“I was encouraged with the recent discussions on BIC and CIVIC,” adds Atkin. “Some of our members were – and still are – really interested in seeing this come about.”
The report is part of the EDM Council’s attempts to raise the profile of the BEI and get the industry – both financial institutions and vendors – talking about what is required to move forward.
“With all the ‘fits and starts’ associated with IBEI, we agreed to do some primary research to see if we could define and quantify the business justification requirement,” says Atkin. “The result is that there is a clear business justification, just not a short-term one. And if the case for an industry standard identifier is to be based solely on internal, near-term, cost-based objectives it does not have sufficient consensus required for implementation, at least among the top tier financial institutions.
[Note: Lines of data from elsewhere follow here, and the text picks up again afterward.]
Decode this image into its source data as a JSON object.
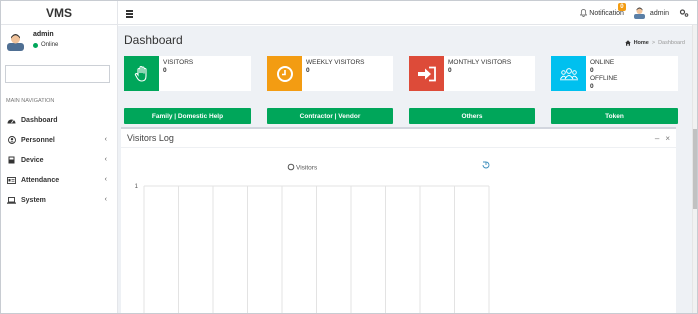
{
  "app": {
    "brand": "VMS"
  },
  "topbar": {
    "notification_label": "Notification",
    "notification_count": "0",
    "user_name": "admin"
  },
  "sidebar": {
    "user_name": "admin",
    "user_status": "Online",
    "search_placeholder": "",
    "nav_header": "MAIN NAVIGATION",
    "items": [
      {
        "label": "Dashboard",
        "icon": "dashboard-icon",
        "has_children": false
      },
      {
        "label": "Personnel",
        "icon": "user-icon",
        "has_children": true
      },
      {
        "label": "Device",
        "icon": "device-icon",
        "has_children": true
      },
      {
        "label": "Attendance",
        "icon": "id-card-icon",
        "has_children": true
      },
      {
        "label": "System",
        "icon": "laptop-icon",
        "has_children": true
      }
    ],
    "chevron": "‹"
  },
  "content": {
    "title": "Dashboard",
    "breadcrumb": {
      "home": "Home",
      "separator": ">",
      "current": "Dashboard"
    }
  },
  "stat_boxes": [
    {
      "label": "VISITORS",
      "value": "0",
      "color": "#00a65a",
      "icon": "hand-icon"
    },
    {
      "label": "WEEKLY VISITORS",
      "value": "0",
      "color": "#f39c12",
      "icon": "clock-icon"
    },
    {
      "label": "MONTHLY VISITORS",
      "value": "0",
      "color": "#dd4b39",
      "icon": "sign-in-icon"
    },
    {
      "label": "ONLINE",
      "value": "0",
      "label2": "OFFLINE",
      "value2": "0",
      "color": "#00c0ef",
      "icon": "users-icon"
    }
  ],
  "action_buttons": [
    {
      "label": "Family | Domestic Help",
      "color": "#00a65a"
    },
    {
      "label": "Contractor | Vendor",
      "color": "#00a65a"
    },
    {
      "label": "Others",
      "color": "#00a65a"
    },
    {
      "label": "Token",
      "color": "#00a65a"
    }
  ],
  "visitors_log": {
    "title": "Visitors Log",
    "collapse": "–",
    "close": "×"
  },
  "chart_data": {
    "type": "line",
    "title": "",
    "legend": [
      "Visitors"
    ],
    "series": [
      {
        "name": "Visitors",
        "values": []
      }
    ],
    "x": [],
    "xlabel": "",
    "ylabel": "",
    "y_ticks": [
      "1"
    ],
    "ylim": [
      0,
      1
    ],
    "grid": true,
    "vertical_grid_count": 10,
    "legend_position": "top-center"
  }
}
Industry consensus is necessary to move this forward,” he contends.
Given the confusion surrounding the BIC and the IBEI, the EDM report’s statement that previous discussions surrounding the introduction of a BEI have been ”uncoordinated and disjointed” seems to be fairly accurate.
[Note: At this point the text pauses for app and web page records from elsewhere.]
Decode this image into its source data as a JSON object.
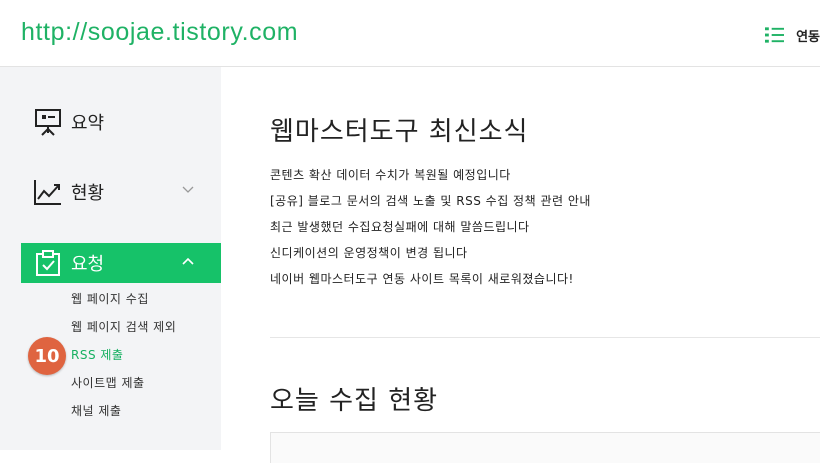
{
  "header": {
    "site_url": "http://soojae.tistory.com",
    "menu_label": "연동"
  },
  "sidebar": {
    "items": [
      {
        "label": "요약",
        "icon": "presentation-board-icon"
      },
      {
        "label": "현황",
        "icon": "line-chart-icon"
      },
      {
        "label": "요청",
        "icon": "clipboard-check-icon"
      }
    ],
    "sub_items": [
      {
        "label": "웹 페이지 수집"
      },
      {
        "label": "웹 페이지 검색 제외"
      },
      {
        "label": "RSS 제출"
      },
      {
        "label": "사이트맵 제출"
      },
      {
        "label": "채널 제출"
      }
    ],
    "badge": "10"
  },
  "main": {
    "news_title": "웹마스터도구 최신소식",
    "news": [
      "콘텐츠 확산 데이터 수치가 복원될 예정입니다",
      "[공유] 블로그 문서의 검색 노출 및 RSS 수집 정책 관련 안내",
      "최근 발생했던 수집요청실패에 대해 말씀드립니다",
      "신디케이션의 운영정책이 변경 됩니다",
      "네이버 웹마스터도구 연동 사이트 목록이 새로워졌습니다!"
    ],
    "stats_title": "오늘 수집 현황"
  },
  "colors": {
    "accent_green": "#16c269",
    "url_green": "#1fb265",
    "badge_orange": "#df6440",
    "sidebar_bg": "#f3f4f6"
  }
}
However, despite the setbacks, the EDM Council believes that the future of the BEI is not as bleak as it first would seem. Industry developments such as the introduction of regulatory requirements related to AML, increased electronic governmental filing requirements and a new global capital reserve mandate combined with increasingly complex business analytics in support of investment strategies have all highlighted the need for a BEI, the report argues. In an environment such as this, firms must be able to track relationships between entities, the securities they issue and the counterparties they do business with, or face increased risk exposure or regulatory fines.
Up until now, there has been no action plan for implementation of a BEI, says Atkin, most of the industry discussion has been conceptual and focused on the immediate requirements of entity identification for priority objectives. So without a go-forward activity from ISO and with no industry-agreed implementation plan, many financial institutions had no choice but to create their internal tactical solutions. The problem is that the tactical approaches are viable in the short run for the immediate business requirements of the financial institutions, he explains, so the urgency of demand for an industry standard has diminished somewhat.
“But when you extrapolate the problem looking forward and understand that most business processes depend on accurate and well maintained links and hierarchies, you begin to see the value for corporate actions processing, for regulatory reporting, for external cross referencing, for automation of post-trade processing and for internal enterprise-wide synergy,” he explains.
Don’t forget that regulatory mandates drive action, adds Atkin, who does not rule out regulatory compulsion as a means to getting BEI escalated as a priority. “The other way for this issue to move forward is for it to be pushed upstream to executive management. In the current environment, many financial institutions are not able to look much further beyond their immediate operational requirements. Those at the top of the house hold the strategic reins for their organisations and that presents the industry with an opportunity to make the strategic case,” he says.
Atkin is confident that, for now, the industry is doing the right things: “The first task is to understand the current reality. I think we’ve accomplished that with this research. Now the hard work of crafting a strategic business case takes place. Combine that with global regulatory interest in transparency and I believe this conversation is far from over.”